דְּהָהוּא גַּבְרָא דַּאֲזַל לְקַדּוֹשֵׁי אִתְּתָא אֲמַרָה לֵיהּ אִי כָּתְבַתְּ לִי כּוּלְּהוּ נִכְסָיךְ הָוֵינָא לָךְ וְאִי לָא לָא הָוֵינָא לָךְ אֲזַל כַּתְבֵיהּ לַהּ לְכוּלְּהוּ נִכְסֵי אֲתָא בְּרֵיהּ קַשִּׁישָׁא אֲמַר לֵיהּ וְהָהוּא גַּבְרָא מָה תִּהְוֵי עֲלֵיהּ אֲמַר לְהוּ לְסָהֲדֵי זִילוּ אִטַּמּוּרוּ בַּעֲבַר יַמִּינָא וְכִתְבוּ לֵיהּ אֲתוֹ לְקַמֵּיהּ דְּרָבָא אֲמַר לְהוּ לָא מָר קְנָה וְלָא מָר קְנָה Rav Pappa explains the inference: As there was a certain man who went to betroth a woman. She said to him: If you write a document signing over all of your property to me, then I will be your wife, and if not, I will not be your wife. He went and wrote a document signing over all of his property to her. His eldest son came and said to him: And that man, i.e., me, what will become of him if you give all of your property to this woman? The father said to two witnesses: Go hide in Avar Yemina and write a document for the son, giving him the father’s property as a gift. Later, the witnesses came before Rava. He said to them: This Master, i.e., the son, did not acquire the property and that Master, i.e., the wife, did not acquire it either. The son did not acquire the property because it was a concealed gift.

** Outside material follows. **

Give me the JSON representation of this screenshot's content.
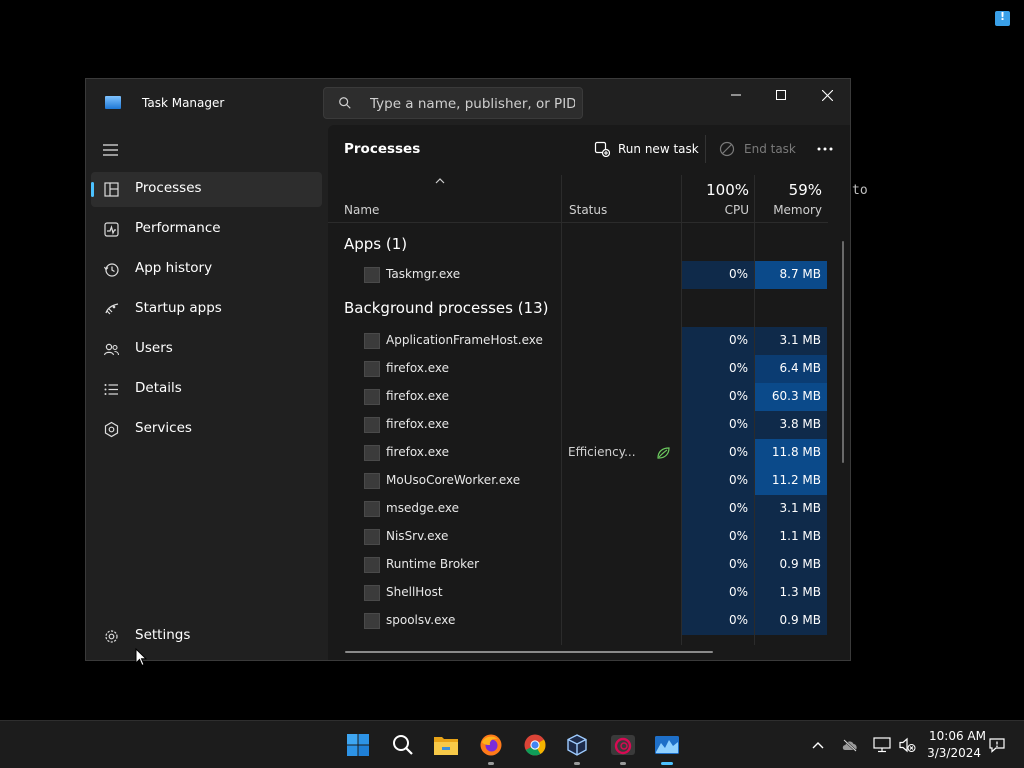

מַאן דַּחֲזָא סָבַר מִשּׁוּם דְּהָוְיָא מוֹדָעָא לַחֲבֶרְתַּהּ וְלָא הִיא הָתָם מוֹכְחָא מִילְּתָא דְּמֵחֲמַת אוּנְסָא הוּא דִּכְתַב לַהּ אֲבָל הָכָא מָר נִיחָא לֵיהּ דְּלִיקְנֵי וּמָר לָא נִיחָא לֵיהּ דְּלִיקְנֵי The Gemara explains why the wife does not acquire it as well. One who observed this incident assumed that Rava invalidated the wife’s acquisition because the concealed gift to his son was a preemptive declaration to the other gift, but that is not so. There, in the case of the woman and the son, the matter is self-evident that he wrote a document signing over his property to her because of duress, as she had told him that she would not marry him otherwise; but here, in a typical case of giving one person a concealed gift and then giving a public gift to another, that is not the case. It is possible that it is simply amenable to him that this Master, i.e., the one to whom he gave it publicly, should acquire the gift, and it is not amenable to him that this Master, i.e., the one to whom he gave it privately, should acquire the gift. Consequently, an incorrect inference was drawn concerning Rava’s opinion.
אִיבַּעְיָא לְהוּ A dilemma was raised before the Sages: